**Activity**
Among the entries, which lines carry the string "already"? Copy each of them.

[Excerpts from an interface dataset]
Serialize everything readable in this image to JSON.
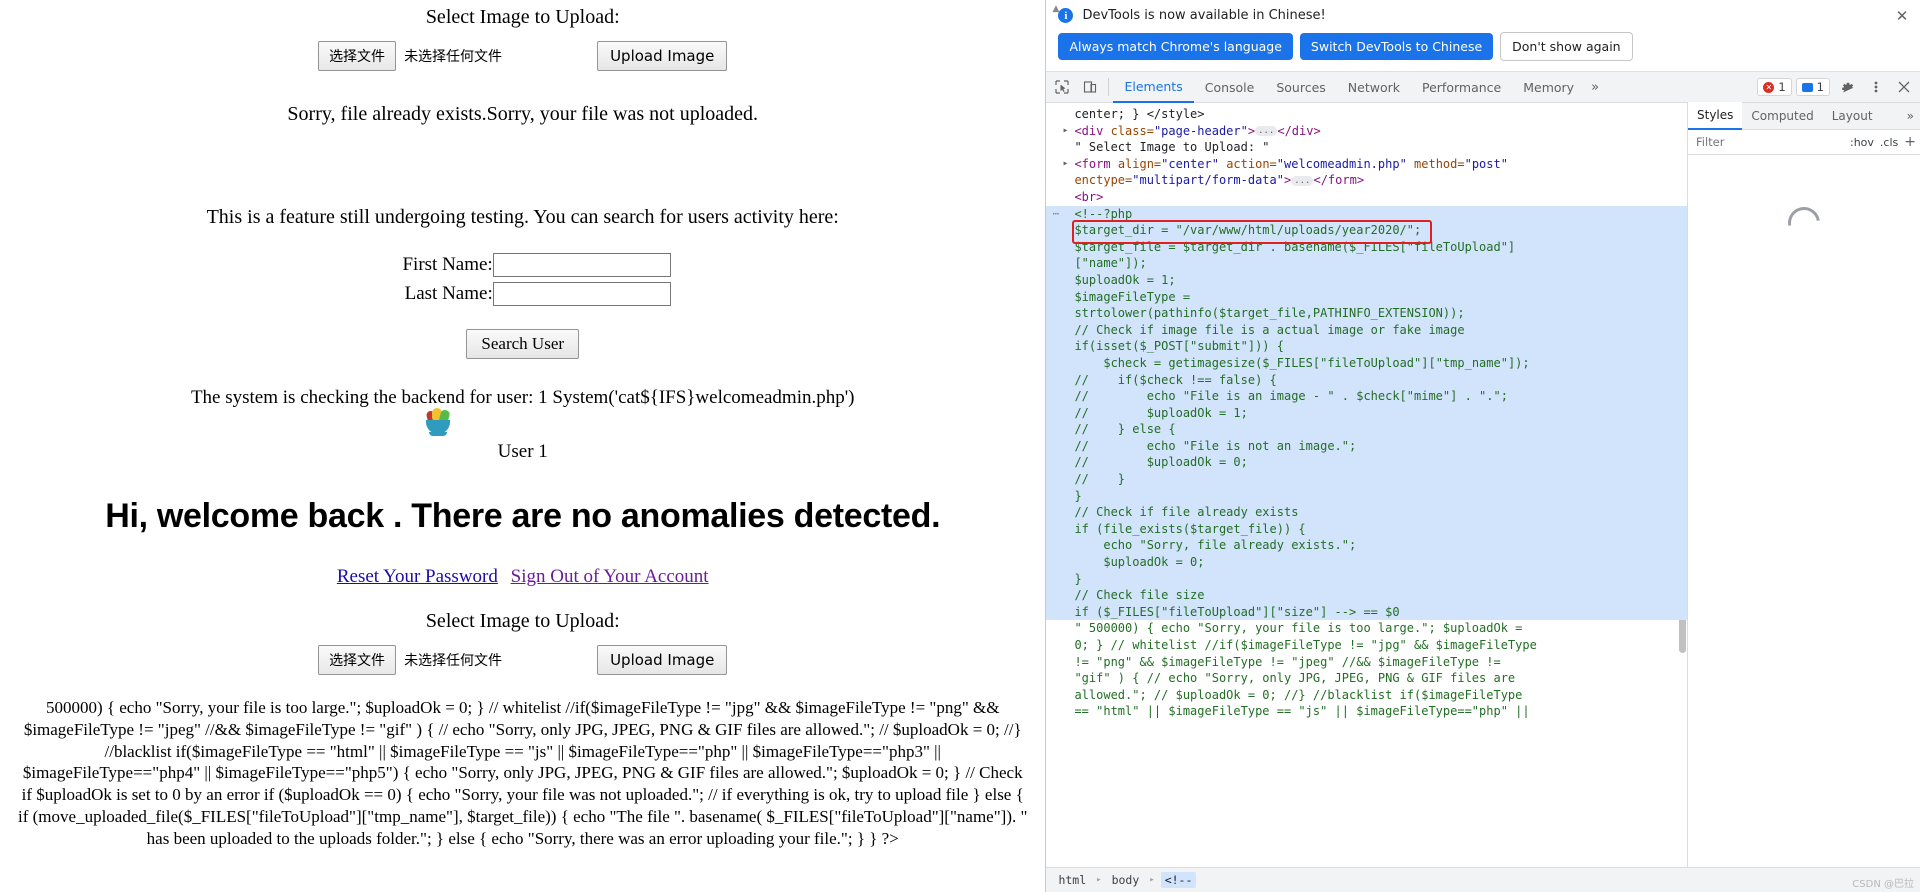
{
  "page": {
    "upload_title_top": "Select Image to Upload:",
    "file_choose_label": "选择文件",
    "file_none_label": "未选择任何文件",
    "upload_button": "Upload Image",
    "error_message": "Sorry, file already exists.Sorry, your file was not uploaded.",
    "feature_text": "This is a feature still undergoing testing. You can search for users activity here:",
    "first_name_label": "First Name:",
    "last_name_label": "Last Name:",
    "first_name_value": "",
    "last_name_value": "",
    "search_button": "Search User",
    "system_line": "The system is checking the backend for user: 1 System('cat${IFS}welcomeadmin.php')",
    "user_line": "User 1",
    "welcome_heading": "Hi, welcome back . There are no anomalies detected.",
    "link_reset": "Reset Your Password",
    "link_signout": "Sign Out of Your Account",
    "upload_title_bottom": "Select Image to Upload:",
    "php_dump": "500000) { echo \"Sorry, your file is too large.\"; $uploadOk = 0; } // whitelist //if($imageFileType != \"jpg\" && $imageFileType != \"png\" && $imageFileType != \"jpeg\" //&& $imageFileType != \"gif\" ) { // echo \"Sorry, only JPG, JPEG, PNG & GIF files are allowed.\"; // $uploadOk = 0; //} //blacklist if($imageFileType == \"html\" || $imageFileType == \"js\" || $imageFileType==\"php\" || $imageFileType==\"php3\" || $imageFileType==\"php4\" || $imageFileType==\"php5\") { echo \"Sorry, only JPG, JPEG, PNG & GIF files are allowed.\"; $uploadOk = 0; } // Check if $uploadOk is set to 0 by an error if ($uploadOk == 0) { echo \"Sorry, your file was not uploaded.\"; // if everything is ok, try to upload file } else { if (move_uploaded_file($_FILES[\"fileToUpload\"][\"tmp_name\"], $target_file)) { echo \"The file \". basename( $_FILES[\"fileToUpload\"][\"name\"]). \" has been uploaded to the uploads folder.\"; } else { echo \"Sorry, there was an error uploading your file.\"; } } ?>",
    "link_color_unvisited": "#1a0dab",
    "link_color_visited": "#6a1b9a",
    "salad_icon": "salad-bowl-emoji"
  },
  "devtools": {
    "notice": {
      "icon": "info-icon",
      "text": "DevTools is now available in Chinese!",
      "btn_always": "Always match Chrome's language",
      "btn_switch": "Switch DevTools to Chinese",
      "btn_dismiss": "Don't show again",
      "close_icon": "close-icon",
      "primary_color": "#1a73e8"
    },
    "toolbar": {
      "inspect_icon": "inspect-element-icon",
      "device_icon": "device-toolbar-icon",
      "tabs": [
        {
          "label": "Elements",
          "active": true
        },
        {
          "label": "Console",
          "active": false
        },
        {
          "label": "Sources",
          "active": false
        },
        {
          "label": "Network",
          "active": false
        },
        {
          "label": "Performance",
          "active": false
        },
        {
          "label": "Memory",
          "active": false
        }
      ],
      "more_tabs_icon": "chevron-double-right-icon",
      "error_count": "1",
      "message_count": "1",
      "settings_icon": "gear-icon",
      "menu_icon": "kebab-menu-icon",
      "close_icon": "close-icon"
    },
    "dom_lines": [
      {
        "indent": 0,
        "parts": [
          {
            "c": "tx",
            "t": "center; } </style>"
          }
        ]
      },
      {
        "indent": 0,
        "triangle": true,
        "parts": [
          {
            "c": "tg",
            "t": "<div "
          },
          {
            "c": "at",
            "t": "class="
          },
          {
            "c": "av",
            "t": "\"page-header\""
          },
          {
            "c": "tg",
            "t": ">"
          },
          {
            "c": "ell",
            "t": "..."
          },
          {
            "c": "tg",
            "t": "</div>"
          }
        ]
      },
      {
        "indent": 0,
        "parts": [
          {
            "c": "tx",
            "t": "\" Select Image to Upload: \""
          }
        ]
      },
      {
        "indent": 0,
        "triangle": true,
        "parts": [
          {
            "c": "tg",
            "t": "<form "
          },
          {
            "c": "at",
            "t": "align="
          },
          {
            "c": "av",
            "t": "\"center\""
          },
          {
            "c": "at",
            "t": " action="
          },
          {
            "c": "av",
            "t": "\"welcomeadmin.php\""
          },
          {
            "c": "at",
            "t": " method="
          },
          {
            "c": "av",
            "t": "\"post\""
          }
        ]
      },
      {
        "indent": 0,
        "parts": [
          {
            "c": "at",
            "t": "enctype="
          },
          {
            "c": "av",
            "t": "\"multipart/form-data\""
          },
          {
            "c": "tg",
            "t": ">"
          },
          {
            "c": "ell",
            "t": "..."
          },
          {
            "c": "tg",
            "t": "</form>"
          }
        ]
      },
      {
        "indent": 0,
        "parts": [
          {
            "c": "tg",
            "t": "<br>"
          }
        ]
      },
      {
        "indent": 0,
        "hl": true,
        "dots": true,
        "parts": [
          {
            "c": "cm",
            "t": "<!--?php"
          }
        ]
      },
      {
        "indent": 0,
        "hl": true,
        "redbox": true,
        "parts": [
          {
            "c": "cm",
            "t": "$target_dir = \"/var/www/html/uploads/year2020/\";"
          }
        ]
      },
      {
        "indent": 0,
        "hl": true,
        "parts": [
          {
            "c": "cm",
            "t": "$target_file = $target_dir . basename($_FILES[\"fileToUpload\"]"
          }
        ]
      },
      {
        "indent": 0,
        "hl": true,
        "parts": [
          {
            "c": "cm",
            "t": "[\"name\"]);"
          }
        ]
      },
      {
        "indent": 0,
        "hl": true,
        "parts": [
          {
            "c": "cm",
            "t": "$uploadOk = 1;"
          }
        ]
      },
      {
        "indent": 0,
        "hl": true,
        "parts": [
          {
            "c": "cm",
            "t": "$imageFileType ="
          }
        ]
      },
      {
        "indent": 0,
        "hl": true,
        "parts": [
          {
            "c": "cm",
            "t": "strtolower(pathinfo($target_file,PATHINFO_EXTENSION));"
          }
        ]
      },
      {
        "indent": 0,
        "hl": true,
        "parts": [
          {
            "c": "cm",
            "t": "// Check if image file is a actual image or fake image"
          }
        ]
      },
      {
        "indent": 0,
        "hl": true,
        "parts": [
          {
            "c": "cm",
            "t": "if(isset($_POST[\"submit\"])) {"
          }
        ]
      },
      {
        "indent": 0,
        "hl": true,
        "parts": [
          {
            "c": "cm",
            "t": "    $check = getimagesize($_FILES[\"fileToUpload\"][\"tmp_name\"]);"
          }
        ]
      },
      {
        "indent": 0,
        "hl": true,
        "parts": [
          {
            "c": "cm",
            "t": "//    if($check !== false) {"
          }
        ]
      },
      {
        "indent": 0,
        "hl": true,
        "parts": [
          {
            "c": "cm",
            "t": "//        echo \"File is an image - \" . $check[\"mime\"] . \".\";"
          }
        ]
      },
      {
        "indent": 0,
        "hl": true,
        "parts": [
          {
            "c": "cm",
            "t": "//        $uploadOk = 1;"
          }
        ]
      },
      {
        "indent": 0,
        "hl": true,
        "parts": [
          {
            "c": "cm",
            "t": "//    } else {"
          }
        ]
      },
      {
        "indent": 0,
        "hl": true,
        "parts": [
          {
            "c": "cm",
            "t": "//        echo \"File is not an image.\";"
          }
        ]
      },
      {
        "indent": 0,
        "hl": true,
        "parts": [
          {
            "c": "cm",
            "t": "//        $uploadOk = 0;"
          }
        ]
      },
      {
        "indent": 0,
        "hl": true,
        "parts": [
          {
            "c": "cm",
            "t": "//    }"
          }
        ]
      },
      {
        "indent": 0,
        "hl": true,
        "parts": [
          {
            "c": "cm",
            "t": "}"
          }
        ]
      },
      {
        "indent": 0,
        "hl": true,
        "parts": [
          {
            "c": "cm",
            "t": "// Check if file already exists"
          }
        ]
      },
      {
        "indent": 0,
        "hl": true,
        "parts": [
          {
            "c": "cm",
            "t": "if (file_exists($target_file)) {"
          }
        ]
      },
      {
        "indent": 0,
        "hl": true,
        "parts": [
          {
            "c": "cm",
            "t": "    echo \"Sorry, file already exists.\";"
          }
        ]
      },
      {
        "indent": 0,
        "hl": true,
        "parts": [
          {
            "c": "cm",
            "t": "    $uploadOk = 0;"
          }
        ]
      },
      {
        "indent": 0,
        "hl": true,
        "parts": [
          {
            "c": "cm",
            "t": "}"
          }
        ]
      },
      {
        "indent": 0,
        "hl": true,
        "parts": [
          {
            "c": "cm",
            "t": "// Check file size"
          }
        ]
      },
      {
        "indent": 0,
        "hl": true,
        "parts": [
          {
            "c": "cm",
            "t": "if ($_FILES[\"fileToUpload\"][\"size\"] --> == $0"
          }
        ]
      },
      {
        "indent": 0,
        "parts": [
          {
            "c": "cm",
            "t": "\" 500000) { echo \"Sorry, your file is too large.\"; $uploadOk ="
          }
        ]
      },
      {
        "indent": 0,
        "parts": [
          {
            "c": "cm",
            "t": "0; } // whitelist //if($imageFileType != \"jpg\" && $imageFileType"
          }
        ]
      },
      {
        "indent": 0,
        "parts": [
          {
            "c": "cm",
            "t": "!= \"png\" && $imageFileType != \"jpeg\" //&& $imageFileType !="
          }
        ]
      },
      {
        "indent": 0,
        "parts": [
          {
            "c": "cm",
            "t": "\"gif\" ) { // echo \"Sorry, only JPG, JPEG, PNG & GIF files are"
          }
        ]
      },
      {
        "indent": 0,
        "parts": [
          {
            "c": "cm",
            "t": "allowed.\"; // $uploadOk = 0; //} //blacklist if($imageFileType"
          }
        ]
      },
      {
        "indent": 0,
        "parts": [
          {
            "c": "cm",
            "t": "== \"html\" || $imageFileType == \"js\" || $imageFileType==\"php\" ||"
          }
        ]
      }
    ],
    "styles": {
      "tabs": [
        {
          "label": "Styles",
          "active": true
        },
        {
          "label": "Computed",
          "active": false
        },
        {
          "label": "Layout",
          "active": false
        }
      ],
      "more_icon": "chevron-double-right-icon",
      "filter_placeholder": "Filter",
      "hov_label": ":hov",
      "cls_label": ".cls",
      "plus_label": "+",
      "loading_icon": "spinner-icon"
    },
    "breadcrumbs": [
      {
        "label": "html",
        "selected": false
      },
      {
        "label": "body",
        "selected": false
      },
      {
        "label": "<!--",
        "selected": true
      }
    ],
    "watermark": "CSDN @巴拉"
  }
}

**Finished exercise**
    "error_message": "Sorry, file already exists.Sorry, your file was not uploaded.",
            "t": "// Check if file already exists"
            "t": "    echo \"Sorry, file already exists.\";"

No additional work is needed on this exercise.